### Supplied records

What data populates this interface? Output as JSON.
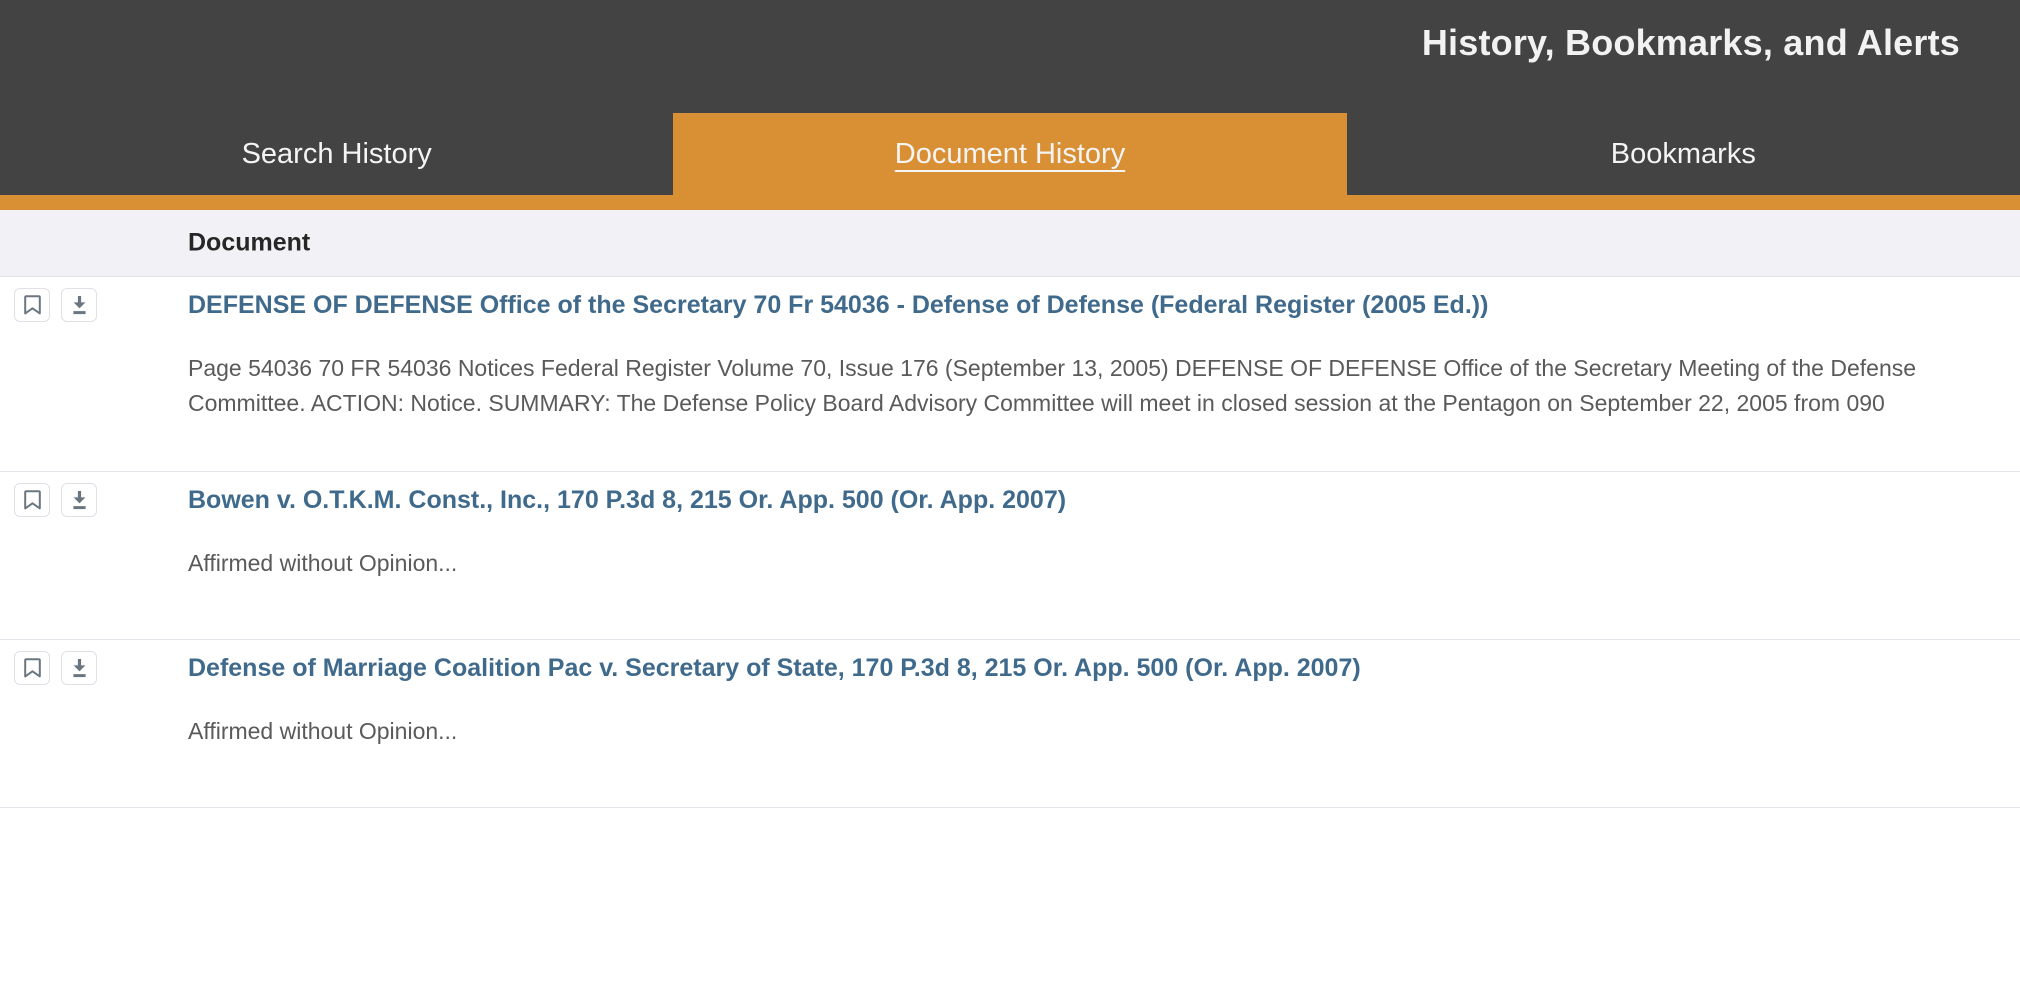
{
  "header": {
    "title": "History, Bookmarks, and Alerts",
    "accent_color": "#d98f34",
    "background_color": "#434343",
    "tabs": [
      {
        "label": "Search History",
        "active": false
      },
      {
        "label": "Document History",
        "active": true
      },
      {
        "label": "Bookmarks",
        "active": false
      }
    ]
  },
  "table": {
    "columns": [
      {
        "label": "Document"
      }
    ],
    "row_actions": [
      {
        "icon": "bookmark-icon",
        "label": "Bookmark"
      },
      {
        "icon": "download-icon",
        "label": "Download"
      }
    ],
    "rows": [
      {
        "title": "DEFENSE OF DEFENSE Office of the Secretary 70 Fr 54036 - Defense of Defense (Federal Register (2005 Ed.))",
        "snippet": "Page 54036 70 FR 54036 Notices Federal Register Volume 70, Issue 176 (September 13, 2005) DEFENSE OF DEFENSE Office of the Secretary Meeting of the Defense\nCommittee. ACTION: Notice. SUMMARY: The Defense Policy Board Advisory Committee will meet in closed session at the Pentagon on September 22, 2005 from 090"
      },
      {
        "title": "Bowen v. O.T.K.M. Const., Inc., 170 P.3d 8, 215 Or. App. 500 (Or. App. 2007)",
        "snippet": "Affirmed without Opinion..."
      },
      {
        "title": "Defense of Marriage Coalition Pac v. Secretary of State, 170 P.3d 8, 215 Or. App. 500 (Or. App. 2007)",
        "snippet": "Affirmed without Opinion..."
      }
    ]
  }
}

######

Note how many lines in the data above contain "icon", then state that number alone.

2